cyprus-protests
After scrapping a potential bailout deal which would have seen money taken directly from citizens’ deposit accounts, Cyprus is struggling to reach a new agreement that can set it on a path to economic prosperity. The European Central Bank (ECB) set Monday as the deadline for Cypriot action if the government wants to receive the proposed €10 billion ($13 million) in funds to keep banks afloat.

If a deal cannot be reached, there is a large danger of a bank run in Cyprus, a phenomenon which occurs when too many depositors try to withdraw their funds from a bank at one time. With fractional-reserve banking, a financial institution does not actually keep everyone’s money, using some of it to lend to customers seeking a loan. In return, depositors are paid interest on the sums in their accounts. When banks are known to be on the verge of collapse, fearful depositors will naturally want to take all their money out to put it somewhere safer. If everyone does this at once, the banks will not have enough money to fulfill all the demand for cash, creating even further complications for their finances. A bank run would devastate the entire Cypriot economy, ruin the confidence of international credit markets, and potentially set the stage for Cyprus to leave the Eurozone.
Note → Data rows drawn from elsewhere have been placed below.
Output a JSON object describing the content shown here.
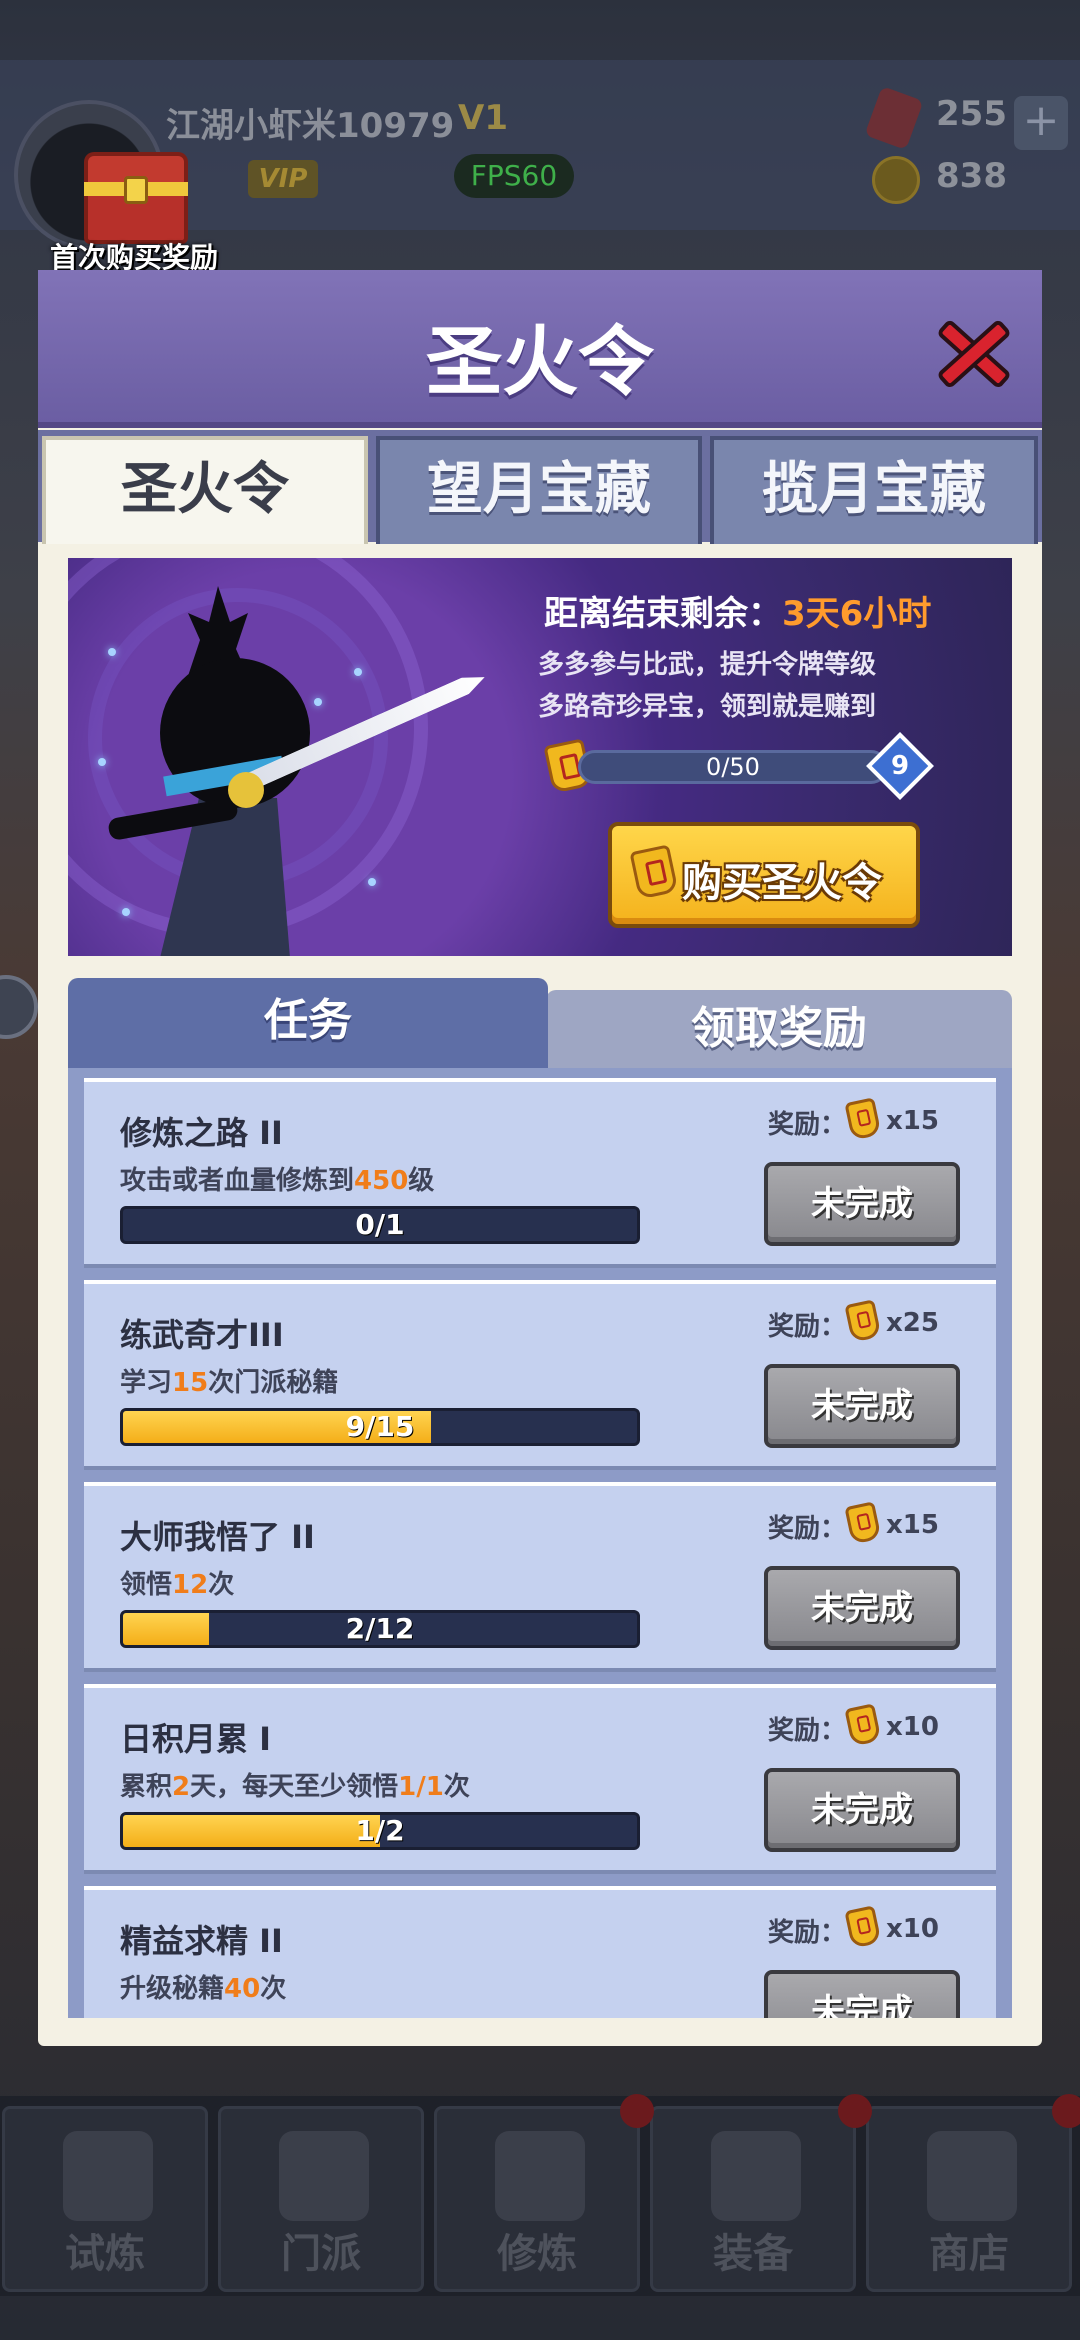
{
  "player": {
    "name": "江湖小虾米10979",
    "vip_level": "V1",
    "vip_badge": "VIP",
    "fps": "FPS60"
  },
  "resources": {
    "gems": "255",
    "coins": "838",
    "plus": "+"
  },
  "first_purchase": {
    "label": "首次购买奖励"
  },
  "modal": {
    "title": "圣火令",
    "tabs": [
      {
        "label": "圣火令",
        "active": true
      },
      {
        "label": "望月宝藏",
        "active": false
      },
      {
        "label": "揽月宝藏",
        "active": false
      }
    ],
    "banner": {
      "countdown_prefix": "距离结束剩余：",
      "countdown_value": "3天6小时",
      "line1": "多多参与比武，提升令牌等级",
      "line2": "多路奇珍异宝，领到就是赚到",
      "progress_text": "0/50",
      "progress": 0.0,
      "level": "9",
      "buy_label": "购买圣火令"
    },
    "subtabs": [
      {
        "label": "任务",
        "active": true
      },
      {
        "label": "领取奖励",
        "active": false
      }
    ],
    "reward_label": "奖励：",
    "tasks": [
      {
        "name": "修炼之路 II",
        "desc_pre": "攻击或者血量修炼到",
        "desc_num": "450",
        "desc_post": "级",
        "desc_num2": "",
        "desc_post2": "",
        "progress_text": "0/1",
        "progress": 0.0,
        "reward_qty": "x15",
        "status": "未完成"
      },
      {
        "name": "练武奇才III",
        "desc_pre": "学习",
        "desc_num": "15",
        "desc_post": "次门派秘籍",
        "desc_num2": "",
        "desc_post2": "",
        "progress_text": "9/15",
        "progress": 0.6,
        "reward_qty": "x25",
        "status": "未完成"
      },
      {
        "name": "大师我悟了 II",
        "desc_pre": "领悟",
        "desc_num": "12",
        "desc_post": "次",
        "desc_num2": "",
        "desc_post2": "",
        "progress_text": "2/12",
        "progress": 0.1667,
        "reward_qty": "x15",
        "status": "未完成"
      },
      {
        "name": "日积月累 I",
        "desc_pre": "累积",
        "desc_num": "2",
        "desc_post": "天，每天至少领悟",
        "desc_num2": "1/1",
        "desc_post2": "次",
        "progress_text": "1/2",
        "progress": 0.5,
        "reward_qty": "x10",
        "status": "未完成"
      },
      {
        "name": "精益求精 II",
        "desc_pre": "升级秘籍",
        "desc_num": "40",
        "desc_post": "次",
        "desc_num2": "",
        "desc_post2": "",
        "progress_text": "",
        "progress": 0.0,
        "reward_qty": "x10",
        "status": "未完成"
      }
    ]
  },
  "bottom_nav": [
    {
      "label": "试炼",
      "icon": "ninja-icon"
    },
    {
      "label": "门派",
      "icon": "temple-icon"
    },
    {
      "label": "修炼",
      "icon": "book-icon"
    },
    {
      "label": "装备",
      "icon": "sword-icon"
    },
    {
      "label": "商店",
      "icon": "shop-icon"
    }
  ],
  "colors": {
    "accent_orange": "#f07d1a",
    "header_purple": "#7466ad",
    "progress_gold": "#f4ae18",
    "close_red": "#d9232e"
  }
}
The group of lenders known as the “troika,” comprised of the European Commission, the International Monetary Fund (IMF), and the ECB, is demanding that €5.8 billion for the Cyprus bailout be funded by the country’s government. The proposed deposit tax that was scrapped is expected by some to return in the final version of the deal, because the alternative would be to dip into pension funds, a much more controversial tactic. Cyprus is allegedly considering implementing capital controls in order to prevent too much money from leaving the country when banks reopen on Tuesday.

Jake Simon

Source: New York Times
Photo: The Guardian